● **What needs to be done**:
Search each line below for the word "Microsoft" and list those that contain it.

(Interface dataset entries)
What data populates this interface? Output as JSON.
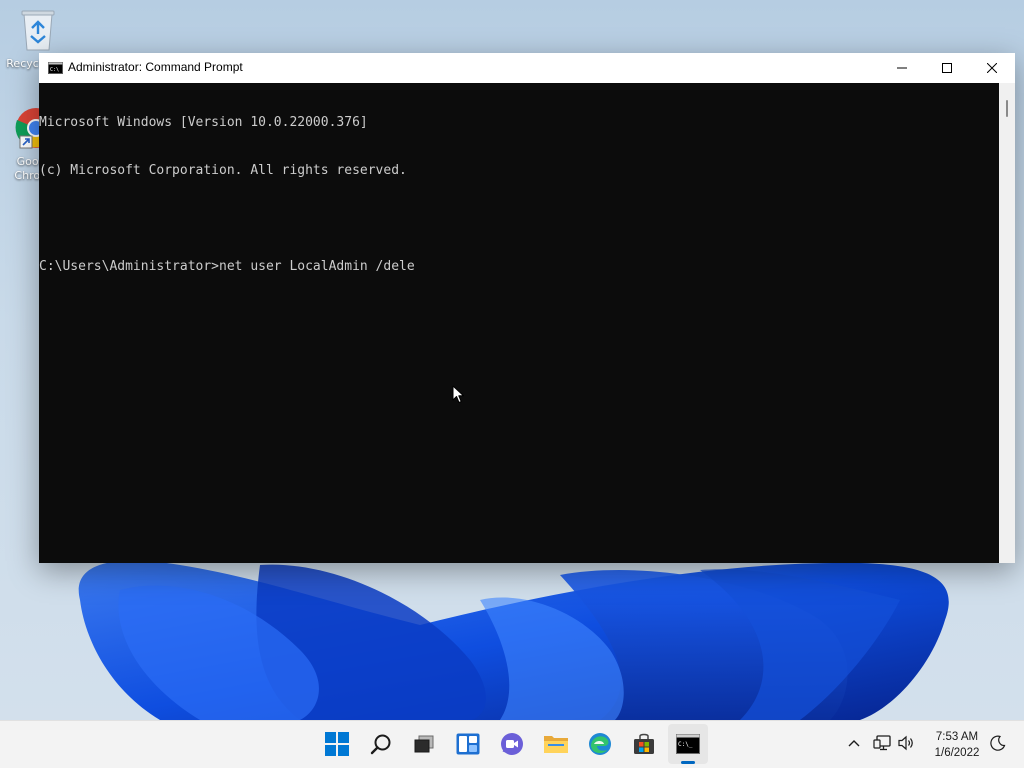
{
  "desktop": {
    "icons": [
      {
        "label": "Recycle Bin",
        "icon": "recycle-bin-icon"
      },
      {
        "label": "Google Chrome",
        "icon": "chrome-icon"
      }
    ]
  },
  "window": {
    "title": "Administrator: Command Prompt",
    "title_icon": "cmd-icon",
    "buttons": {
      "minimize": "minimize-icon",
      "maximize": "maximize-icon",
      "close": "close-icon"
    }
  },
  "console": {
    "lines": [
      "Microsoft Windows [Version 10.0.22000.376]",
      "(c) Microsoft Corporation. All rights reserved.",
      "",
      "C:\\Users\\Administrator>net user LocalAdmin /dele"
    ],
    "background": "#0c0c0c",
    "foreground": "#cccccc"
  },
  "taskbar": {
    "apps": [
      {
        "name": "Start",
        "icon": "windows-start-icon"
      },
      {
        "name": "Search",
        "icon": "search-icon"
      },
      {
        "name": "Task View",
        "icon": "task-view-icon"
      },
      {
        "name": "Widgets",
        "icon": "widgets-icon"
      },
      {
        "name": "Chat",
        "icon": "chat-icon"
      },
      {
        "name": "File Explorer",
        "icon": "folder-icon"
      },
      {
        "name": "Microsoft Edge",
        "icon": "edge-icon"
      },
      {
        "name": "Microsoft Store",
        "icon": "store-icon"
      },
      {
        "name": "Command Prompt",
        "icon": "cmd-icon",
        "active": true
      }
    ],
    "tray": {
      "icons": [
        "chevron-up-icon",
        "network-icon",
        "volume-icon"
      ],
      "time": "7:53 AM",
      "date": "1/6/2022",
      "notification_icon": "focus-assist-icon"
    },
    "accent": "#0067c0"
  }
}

● **The completed task**:
      "Microsoft Windows [Version 10.0.22000.376]",
      "(c) Microsoft Corporation. All rights reserved.",
        "name": "Microsoft Edge",
        "name": "Microsoft Store",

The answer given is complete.